May 21, 2024

FFA chapters win water testing challenge

BLOOMINGTON, Ill. — The Illinois Corn Growers Association and the Illinois Soybean Association announced the winners of the Water Testing Initiative Challenge.

ICGA and ISA partnered in early 2022 on this hands-on learning opportunity for FFA chapters in Illinois.

This new educational program challenged students to sample water from different areas on the farms and then analyze that data with a report that included improvement suggestions and management changes with explanations on why it should change.

“We were excited with the participation and the opportunity to teach the next generation of agriculturalists a little bit about the Illinois Nutrient Loss Reduction Strategy,” said Megan Dwyer, ICGA director of conservation and nutrient stewardship.

“Learning how to identify possible problems and think through solutions is something they will use in their future endeavors. Soil health and environmental stewardship are crucial to the future of production agriculture.”

“This collaboration with Illinois Corn has allowed us to bring principles of conservation agronomy into classrooms around the state,” added Jennifer Jones, ISA research agronomist.

“We look forward to watching this effort continue to build in Illinois, while showing students that corn and soybean farmers are united in our efforts to implement nutrient loss reduction strategies across Illinois acres.”

Top Chapters

First place — Highland FFA: “The Water Testing Initiative provided a great opportunity for much needed discussions to take place within my classroom. This activity provided a perfect chance to talk with students and inform them about nutrient loss reduction strategies, the 4 R’s, as well as eutrophication leading to potential hypoxia zones,” said Claire Geiger, Highland FFA adviser.

“Participating led to exposing students to various career pathways, whether they had production backgrounds or not.”

Second place — Rockridge FFA: “We are so grateful for opportunities such as this initiative that get agriculture students involved in real agriculture issues. This initiative has helped students to start building their skillset and growing their minds, so that hopefully one day, they can be involved in providing real solutions, said Kirsten Kapraun, Rockridge Ag teacher and FFA adviser.
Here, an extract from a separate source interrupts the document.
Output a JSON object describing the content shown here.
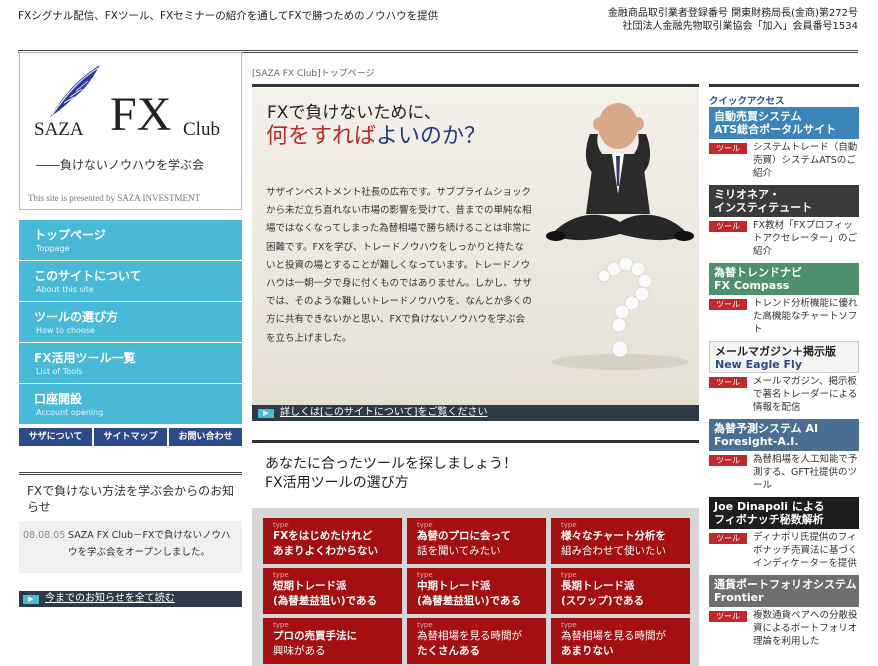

“Not only did our (Biological Science Applications of Ag) students learn how to apply the scientific method to a real-world scenario, they had the opportunity to experience the impacts of nutrient loss on water quality, how conservation practices in agriculture impact nutrient loss and how all of that together impacts them as agriculturalists and consumers.

“Overall, we are excited to use their findings and apply some of the best management practices to our own FFA test plot.”

“This was a great experience for my class. This project not only had an impact on our learning, but also taught us about the impact nitrogen loss has on agriculture. You learn new things every day in ag,” added Taylor Dieterich, a BSAA student.

Third place — Somonauk Leland Sandwich FFA: For this chapter a student, Cody Peterson, did the majority of work because of his interest in this topic. He is taking the lead with his teacher to develop programming to use in their ag program, school district and community to teach about water pollution and watersheds with a focus on showcasing non-point source pollution such as fertilizer.

They plan to use the award money to purchase an Enviroscape model to utilize for these efforts. Peterson plans to follow up with local farmers who were involved in the project.

“One thing we discovered through this project was that high school students have very little awareness of water quality, water availability, or how very connected we all are by our water resources,” said Jenny Wold, Somonauk teacher. “We also discovered many farmers in our area utilize at least one conservation practice at their farm.”

Fourth place — Southeastern FFA: The entire chapter agreed, “This project taught us the importance of teamwork, as well as the importance of opening your mind to new areas of information that we may have not known much about. The impact our local farmers have on our world’s ecosystem is a large one, improving our management practices and nitrogen reducing practices is absolutely vital to keeping our water clean.”

This chapter also had the opportunity to expand their knowledge of other management practices after the experiment was done. They were able to meet with companies like Pivot Bio to investigate other practices that are becoming more known.